Summary: Sarah's me-ism blinded her to Ishmael's value; Abraham's comfort blinded him to how best to support Hagar and Ishmael; Hagar, like many of our mothers, had to trust God in the desert. We today must support the Hagars of this world.
The barren landscape seemed to dance before her eyes, as she looked toward a horizon littered with debris, strewn with the rubbish of thousands of careless people who had gone this way. Filthy and dirty as it was, though, it seemed to dance before her eyes, for the sun was high above and hot; the humidity was reaching saturation proportions, and streams of sweat with their searing salt were attacking her. She could not see straight. She could not focus on what was in front of her.
But it was not only the blistering heat, not only the ugly garbage that careless people drop behind when they are hurrying on to accomplish things and get somewhere; it was also the prospect of all she had to do now. How in the name of all that's holy was she going to survive it, shoved out of the only home she'd known for fifteen years, shoved out, unceremoniously, with precious little to go on, with no job, no destination, no place to live, and not even a decent letter of credit that she could use to open the doors of some cheap shelter.
Already she felt dizzy, light-headed, and she hadn't been out in the sun fifteen minutes. No, it wasn't just the heat; it was the horrible suddenness, the dazzling finality of his decision.
What had he been thinking of, anyway? And why was there no notice? Why was there no warning? Just up and out, pack up your brat and get out of here.
Your brat! Your brat! As if her son were not also his son. As if they had not come together that night a decade and a half ago and created something beautiful. But now, you and your brat just get out of here, right now.
Of course it had to be his wife. Without question it was his wife. He had always been unable to stand up to her. Sometimes iron-willed, but sometimes coquettish and helpless; sometimes decisive and clear, but sometimes unsure and insecure … his wife had been pretty hard to deal with all these years. No picnic living in the same household with her, even though if one knew one’s place, it was possible to stay out of the way most of the time. Often she had seen his sidelong glances, and if she had seen them and had known what they meant, surely that girl-woman he was married to had seen them too.
So maybe there is no mystery as to why she was being expelled. In fact, it's a wonder it hadn't happened before; it's a wonder that when her son and his father had gone hunting with such a joy in their companionship that there hadn't been a showdown. It's a wonder that when, to everyone's surprise, the old boy and his luxury-loving wife announced, with sheepish grins covering both their faces, that they were going to have a baby … it's a wonder it hadn't happened then. And she had waited a long time for the other shoe to drop.

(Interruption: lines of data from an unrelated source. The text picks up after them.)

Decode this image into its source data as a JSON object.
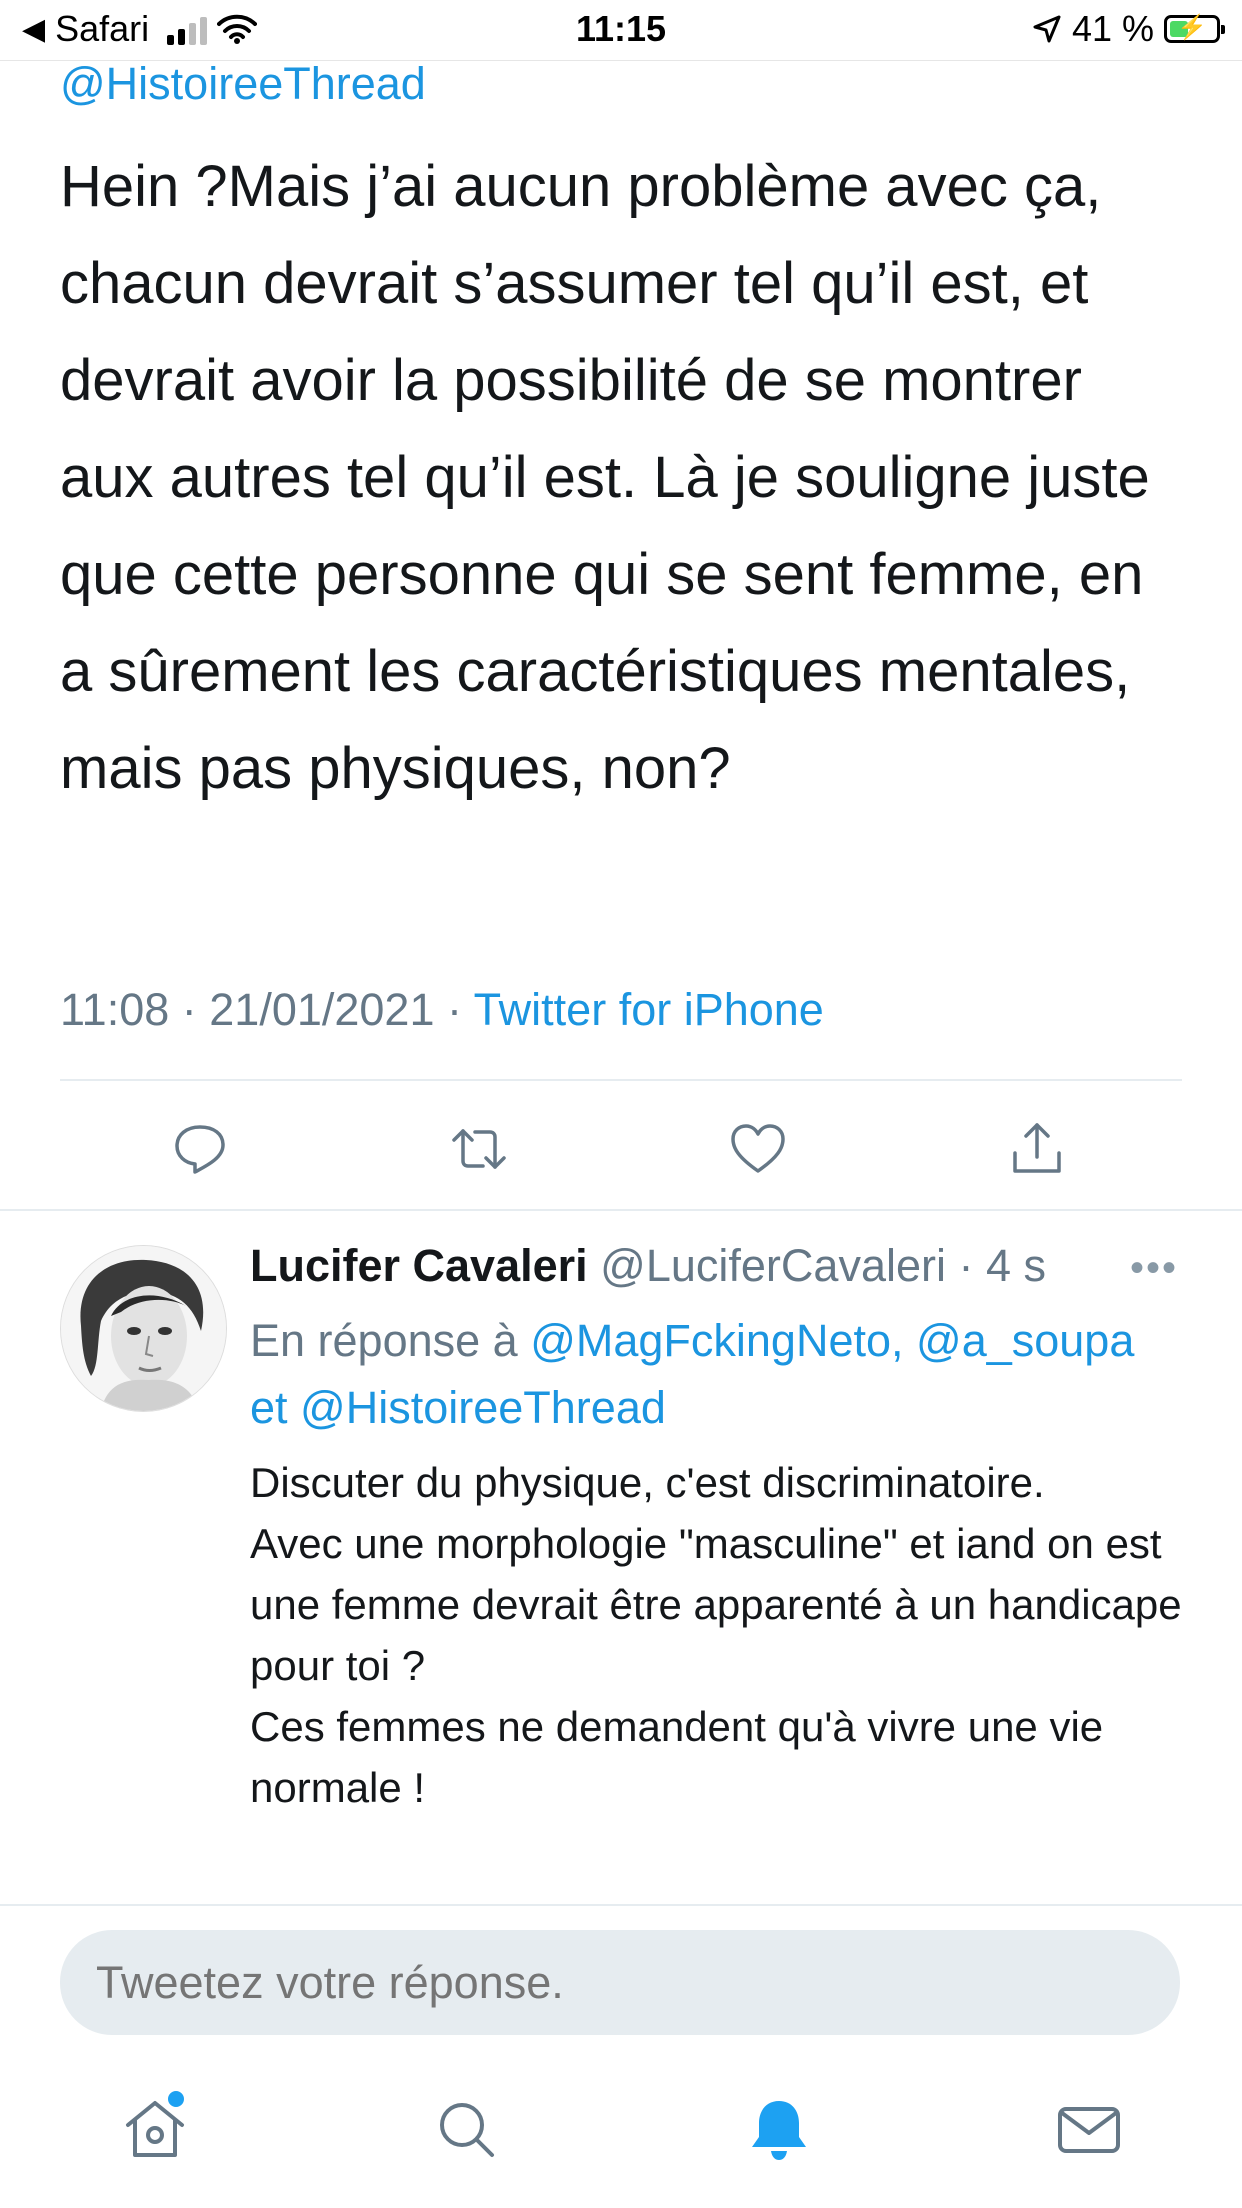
{
  "status_bar": {
    "back_app": "Safari",
    "time": "11:15",
    "battery": "41 %",
    "battery_level": 0.41
  },
  "tweet": {
    "mention_top": "@HistoireeThread",
    "text": "Hein ?Mais j’ai aucun problème avec ça, chacun devrait s’assumer tel qu’il est, et devrait avoir la possibilité de se montrer aux autres tel qu’il est. Là je souligne juste que cette personne qui se sent femme, en a sûrement les caractéristiques mentales, mais pas physiques, non?",
    "timestamp": "11:08 · 21/01/2021 · ",
    "source": "Twitter for iPhone",
    "actions": [
      "reply-icon",
      "retweet-icon",
      "like-icon",
      "share-icon"
    ]
  },
  "reply": {
    "name": "Lucifer Cavaleri",
    "handle": "@LuciferCavaleri",
    "time": " · 4 s",
    "more": "•••",
    "reply_to_prefix": "En réponse à ",
    "reply_to_users": "@MagFckingNeto, @a_soupa",
    "reply_to_and": "et ",
    "reply_to_last": "@HistoireeThread",
    "body_lines": [
      "Discuter du physique, c'est discriminatoire.",
      "Avec une morphologie \"masculine\" et iand on est une femme devrait être apparenté à un handicape pour toi ?",
      "Ces femmes ne demandent qu'à vivre une vie normale !"
    ]
  },
  "compose": {
    "placeholder": "Tweetez votre réponse."
  },
  "tab_bar": {
    "tabs": [
      "home-icon",
      "search-icon",
      "notifications-icon",
      "messages-icon"
    ],
    "active": "notifications-icon"
  },
  "colors": {
    "accent": "#1da1f2",
    "link": "#1b95e0",
    "secondary_text": "#657786",
    "divider": "#e6ecf0"
  }
}
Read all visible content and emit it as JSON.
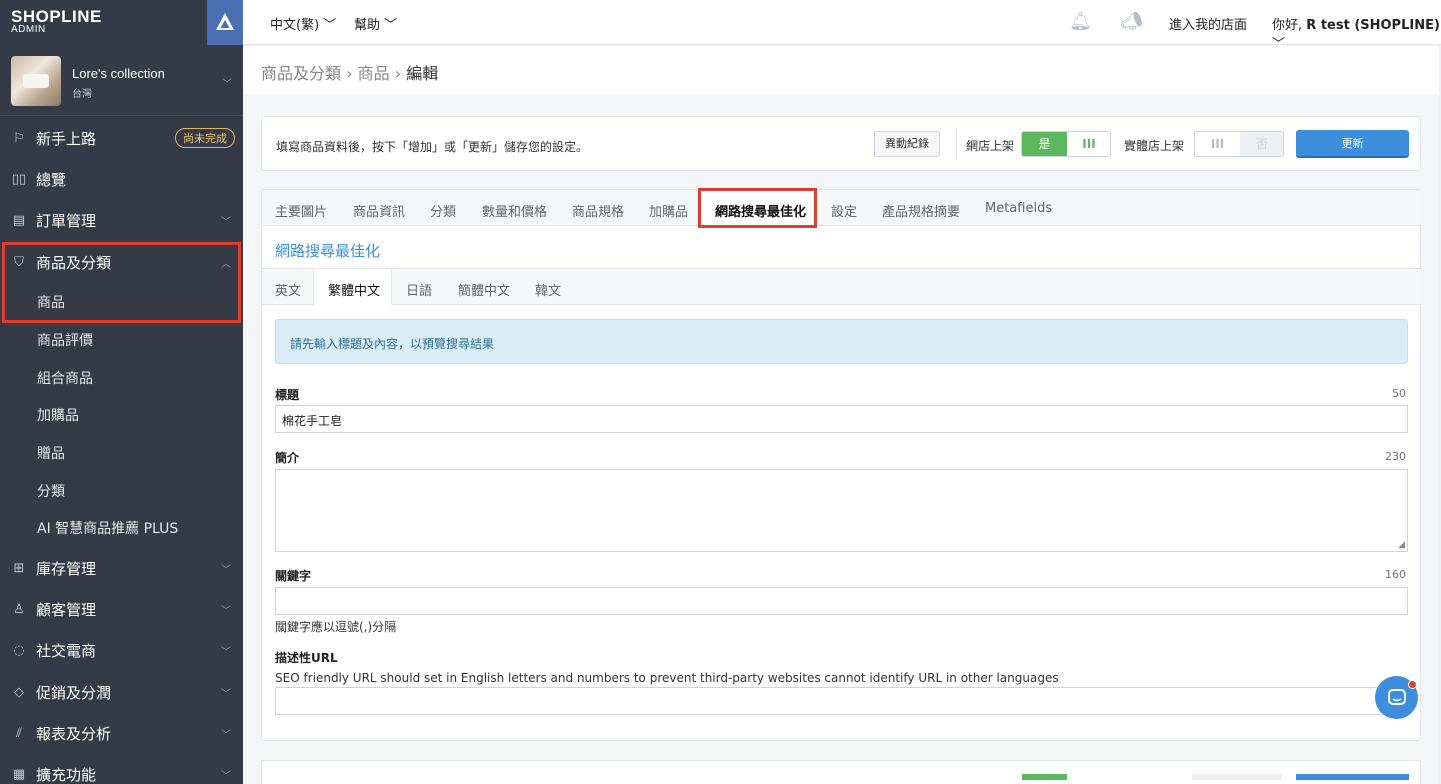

For a while she allowed herself to think it might work. Her teenager, who had managed to live somewhat in the shadows and in the back rooms of the house all these years, took an innocent delight in his new baby brother, or half-brother, although she had noticed that that term was never used. It was just, "Look out for the baby" or "Where is my child's blanket?"… with a certain sharp twist on the word my.